The Great Debate


Xenia Minton, Design Editor

The holiday season is finally upon us, and you know what that means: half of the national population busting out Mariah Carey’s “All I Want for Christmas is You,” while the rest are waiting until after Thanksgiving to turn up the Christmas tunes.

      The St. Andrew’s community is split; students are expressing their preferences for both sides.

      “I listen to Christmas music before Thanksgiving because it gets me in the holiday spirit, and it gets me excited for the last two months of the year,” Junior Isabella Flores said.

      The excitement that people feel listening to Christmas music really resonates with multiple students.

      “I think Christmas music can definitely be played before Thanksgiving because when I think about those songs, I really connect them to the holiday season in general, and Thanksgiving is obviously a holiday, so it just gets you in the spirit!” Senior Grace Ellen Crongeyer said.

      There are also Saints that have been rocking out to Michael Bublé and Pentatonix since November 1.

      “Christmas season starts on November 1, and anyone who disagrees with me on this is profoundly mistaken,” Senior Savannah Grace Gober said. “I am so passionate about this issue that my Christmas music playlist on Spotify is literally called ‘November 1st.’”

      Many students agree with Gober’s outlook.

      “Christmas music is totally fair game immediately after October 31st!” Senior Alisa Hill said. “We all deserve to indulge in the joy of Christmas – especially this year – for as long as we want.”

      Not every student feels this way. Others believe that listening to Christmas music before Thanksgiving shows disrespect for the famed turkey holiday.

      “I definitely think Christmas music should be played after Thanksgiving, or else Thanksgiving itself will be overlooked,” Senior Allison Santa-Cruz said. “It’s an important holiday because it reminds us to be thankful and loving to our communities and families, and if Christmas music is already playing, everyone will just be thinking about presents!”

      Other Saints agree with Allison’s reasoning for waiting to play the holiday songs after Thanksgiving.

      “I always think Christmas music shouldn’t be played before Thanksgiving because by the time Christmas comes around it feels overplayed,” Senior Ashlynn Payne said. “People should focus on being thankful during Thanksgiving instead of skipping the holiday.”

      The people have spoken. On a school-wide poll in Rowdie, eighty-eight upper schoolers voted with fifty-two people saying Christmas music should be played after Thanksgiving, while thirty-six people said the jamming out should start on November 1.

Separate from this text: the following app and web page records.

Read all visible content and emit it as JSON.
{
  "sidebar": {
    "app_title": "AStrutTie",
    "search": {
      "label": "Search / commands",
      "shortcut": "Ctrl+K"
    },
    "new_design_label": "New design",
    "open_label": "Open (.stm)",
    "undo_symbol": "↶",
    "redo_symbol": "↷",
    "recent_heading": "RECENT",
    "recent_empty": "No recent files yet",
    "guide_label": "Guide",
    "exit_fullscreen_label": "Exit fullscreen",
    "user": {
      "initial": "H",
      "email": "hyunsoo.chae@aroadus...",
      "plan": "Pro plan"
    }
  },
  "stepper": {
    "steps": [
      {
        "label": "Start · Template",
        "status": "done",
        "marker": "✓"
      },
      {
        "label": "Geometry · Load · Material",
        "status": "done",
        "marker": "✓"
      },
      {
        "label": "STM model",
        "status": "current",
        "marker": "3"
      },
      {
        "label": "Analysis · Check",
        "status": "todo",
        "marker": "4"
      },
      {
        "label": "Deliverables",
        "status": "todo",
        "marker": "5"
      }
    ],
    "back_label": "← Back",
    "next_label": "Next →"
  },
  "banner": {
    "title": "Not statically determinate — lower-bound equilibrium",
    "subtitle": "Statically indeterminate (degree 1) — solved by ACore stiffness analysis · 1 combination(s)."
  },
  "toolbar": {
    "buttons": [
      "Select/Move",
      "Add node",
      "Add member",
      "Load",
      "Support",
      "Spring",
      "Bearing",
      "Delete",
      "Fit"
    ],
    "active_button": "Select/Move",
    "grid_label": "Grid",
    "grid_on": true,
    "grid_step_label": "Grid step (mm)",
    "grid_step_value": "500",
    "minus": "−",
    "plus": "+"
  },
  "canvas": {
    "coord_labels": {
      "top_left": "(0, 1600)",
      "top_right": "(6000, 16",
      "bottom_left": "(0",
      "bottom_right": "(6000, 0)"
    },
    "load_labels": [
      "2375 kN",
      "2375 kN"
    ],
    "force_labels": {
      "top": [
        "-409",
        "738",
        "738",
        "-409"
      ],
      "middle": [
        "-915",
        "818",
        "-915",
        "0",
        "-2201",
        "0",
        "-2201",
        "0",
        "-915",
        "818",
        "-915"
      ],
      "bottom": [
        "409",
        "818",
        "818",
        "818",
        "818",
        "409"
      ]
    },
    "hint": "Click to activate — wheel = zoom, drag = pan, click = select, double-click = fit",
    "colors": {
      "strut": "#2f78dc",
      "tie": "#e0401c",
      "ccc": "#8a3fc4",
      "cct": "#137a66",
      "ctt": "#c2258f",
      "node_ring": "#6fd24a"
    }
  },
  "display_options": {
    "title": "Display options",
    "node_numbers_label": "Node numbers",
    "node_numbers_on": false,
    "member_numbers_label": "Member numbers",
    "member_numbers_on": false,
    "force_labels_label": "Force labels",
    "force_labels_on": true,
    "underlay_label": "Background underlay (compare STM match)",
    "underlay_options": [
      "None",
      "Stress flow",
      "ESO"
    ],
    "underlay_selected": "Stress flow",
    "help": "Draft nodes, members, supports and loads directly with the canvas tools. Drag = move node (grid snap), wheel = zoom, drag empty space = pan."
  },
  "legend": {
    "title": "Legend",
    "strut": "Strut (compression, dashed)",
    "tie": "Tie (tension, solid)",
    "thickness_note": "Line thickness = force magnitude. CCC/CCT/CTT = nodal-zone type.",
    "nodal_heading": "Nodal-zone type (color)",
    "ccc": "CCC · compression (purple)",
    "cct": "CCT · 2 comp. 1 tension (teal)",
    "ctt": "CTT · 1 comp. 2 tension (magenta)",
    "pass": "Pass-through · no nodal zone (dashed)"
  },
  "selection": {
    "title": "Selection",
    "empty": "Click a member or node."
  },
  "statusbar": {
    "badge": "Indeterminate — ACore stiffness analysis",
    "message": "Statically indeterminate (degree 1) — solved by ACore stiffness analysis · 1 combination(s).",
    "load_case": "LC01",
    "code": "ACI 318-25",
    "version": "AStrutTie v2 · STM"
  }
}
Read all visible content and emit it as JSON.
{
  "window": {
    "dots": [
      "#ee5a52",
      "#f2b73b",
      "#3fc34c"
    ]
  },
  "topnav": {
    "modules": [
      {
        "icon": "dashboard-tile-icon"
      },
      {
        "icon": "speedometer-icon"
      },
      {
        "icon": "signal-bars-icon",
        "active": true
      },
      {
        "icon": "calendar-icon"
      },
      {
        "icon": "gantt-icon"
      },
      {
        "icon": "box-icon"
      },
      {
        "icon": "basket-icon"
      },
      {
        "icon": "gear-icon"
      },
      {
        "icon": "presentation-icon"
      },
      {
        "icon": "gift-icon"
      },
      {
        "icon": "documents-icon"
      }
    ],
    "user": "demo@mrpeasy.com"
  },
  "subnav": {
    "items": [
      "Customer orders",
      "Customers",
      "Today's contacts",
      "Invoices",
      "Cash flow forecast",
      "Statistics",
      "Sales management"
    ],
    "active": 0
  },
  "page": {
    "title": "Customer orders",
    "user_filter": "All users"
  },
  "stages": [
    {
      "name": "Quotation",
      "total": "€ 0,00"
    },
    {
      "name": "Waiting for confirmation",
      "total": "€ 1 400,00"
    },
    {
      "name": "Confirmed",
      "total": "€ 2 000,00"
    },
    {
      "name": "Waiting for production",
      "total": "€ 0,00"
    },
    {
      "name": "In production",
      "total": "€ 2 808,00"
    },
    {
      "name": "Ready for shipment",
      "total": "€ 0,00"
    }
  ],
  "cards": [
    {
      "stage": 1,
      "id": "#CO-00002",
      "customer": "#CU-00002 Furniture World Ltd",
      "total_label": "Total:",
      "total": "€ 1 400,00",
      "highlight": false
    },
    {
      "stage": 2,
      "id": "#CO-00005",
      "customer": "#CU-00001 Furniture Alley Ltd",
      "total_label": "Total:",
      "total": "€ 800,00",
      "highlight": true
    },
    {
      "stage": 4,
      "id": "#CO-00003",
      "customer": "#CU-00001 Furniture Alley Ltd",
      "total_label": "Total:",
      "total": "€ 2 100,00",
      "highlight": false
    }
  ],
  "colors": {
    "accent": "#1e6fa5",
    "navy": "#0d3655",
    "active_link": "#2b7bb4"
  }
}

      No matter which you prefer, the season’s greetings are here and they’re here to stay! After a difficult year, we all deserve some good ol’ holiday cheer–regardless of how or when you choose to turn up the aux to your favorite Christmas songs.